So many breakthrough stories begin with a hopeless situation. A widow facing the impending death of her son followed shortly by her own, a city under siege where the people are starving to death and considering eating their children, or a nation incapable of constantly following God and keeping to his laws. So often the odds stacked against a good outcome seem insurmountable. In times like these our prayers are no longer the impassive, let’s-wait-and-see, type of prayers which can be offered from the armchair; they become desperate, impassioned and personal.
There is another desire.
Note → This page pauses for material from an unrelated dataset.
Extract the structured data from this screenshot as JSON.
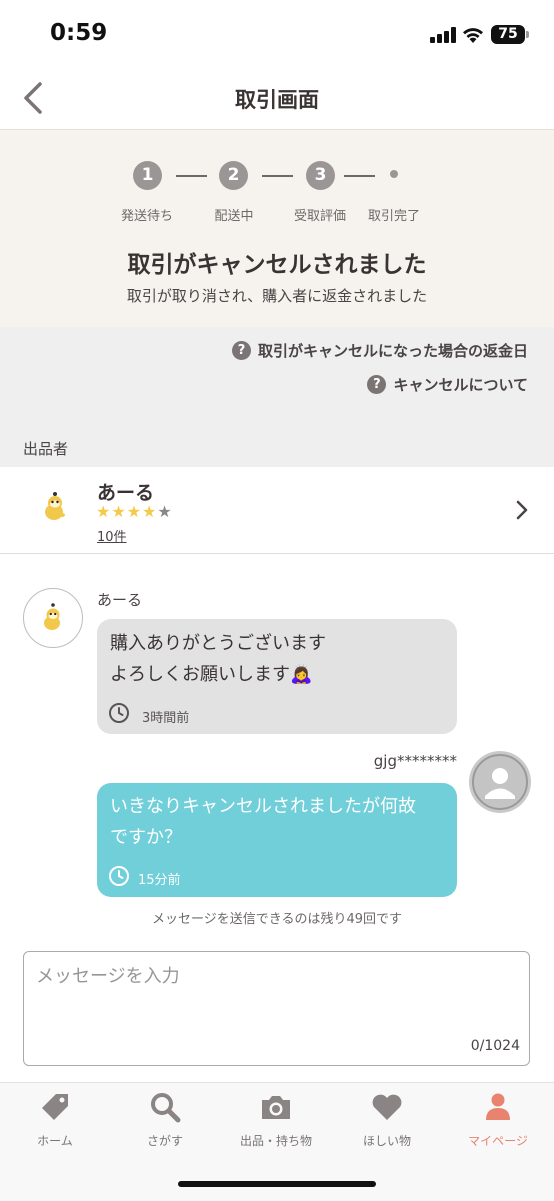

This is borne out of an encounter with God; a desire for more; to experience that overwhelming sense of his perfect presence again. And again. The poet/king David wrote, “As a deer pants for flowing streams, so pants my soul for you, O God.” (Psalm 42:1) The exhausted animal fleeing from the hunter longs to pause for a second to gulp from a cool mountain stream, to slake her parched throat, to find refreshed stamina and make good her escape. This desire is strong enough to evoke the rash kind of promises a lover makes to their beloved in the intensity of romantic love. When love has been truly awakened no price seems too high, no obstacle too daunting that the lover will not take the challenge to overcome—or die in the attempt. It is the same awakened love which compelled the passionate Peter to boldly assert that he would die for Jesus. History records that Peter and many millions of others have gone on to do precisely that.
Desire is often the motivating force that urges a couple to attempt to create a new life together. In those cases where their efforts to conceive a child by the natural process fail, this desire can become almost unbearable. Mothers and fathers living in the days when the pages of the bible were being penned had none of the array of options offered by modern technology, but they did feel,every bit the intensity of longing experienced by childless couples today. The stories of Abraham and Sarah, Hannah and Elkanah and Elizabeth and Zechariah are the stories of real people, not distilled archetypal fables. If we zoom in and take a look in 1 Samuel 1, we read the account of Hannah and Elkanah. He was married to two women, in the day when polygamy was prevalent. (The bible gives accounts of, not permission for this practice.) Hannah was childless, whilst Peninnah had two children. The story describes the brokenhearted prayers that this woman uttered to God on their yearly trip to make sacrifices at Shiloh. She was unable to speak because of her grief; incoherent groans were all she could muster. Eli the ageing priest, known more for compromise than cutting edge discernment, presumes Hannah to be drunk and rebukes her for her apparent irreverence.
The poor broken woman is mortified that her desperate cries to God should be interpreted in this way, prompting the priest to hurriedly bless her. But in the depths of her longing she promised God that if he would just give her the joy of bearing a son, she would give him to God, just as soon as she had stopped breastfeeding him. Samuel was just a little boy when his mother brought him to the very place where she had prayed for him and left him with the priest. This whole story is so far away from a Western 21st Century way of thinking. Our minds boggle at the safeguarding issues raised by a little boy sleeping in whatever building housed the Ark of the Covenant and the golden lamp stand in those days. But as the story unfolds we see a young person growing up in the presence of God. He learned to hear the voice of God even in a culture of spiritual apathy and moral decline. He became a deliverer for the whole nation of Israel, re-establishing them as a nation governed by God. He was such an outstanding prophet, that God ensured that every word spoken by Samuel, he himself authenticated and made sure it happened. Wow!
So, what’s my point? God wants our prayers in order to release his breakthrough. Breakthrough for the nation of Israel sometimes looked like a baby for a childless couple, sometimes like an edict from a pagan king—always it came as a result of a heart cry to God. At the time of the birth of Jesus there appear a number of characters who had been praying and crying out to God for the Messiah for decades. An old man named Simeon—God had promised him he would not die until he saw the Messiah—and an old widow named Anna (same name at Hannah, incidentally). All Anna did with her adult life was pray. God spoke to her that morning that her breakthrough had come. Her breakthrough? His breakthrough. She arrived at the temple only to see Mary, Joseph and the tiny baby appear.
When it gets personal; when our prayers come from the deepest place of desire; when we find ourselves groaning as if in labour, we can expect breakthrough. When God’s prayers are our prayers, our breakthrough is his breakthrough.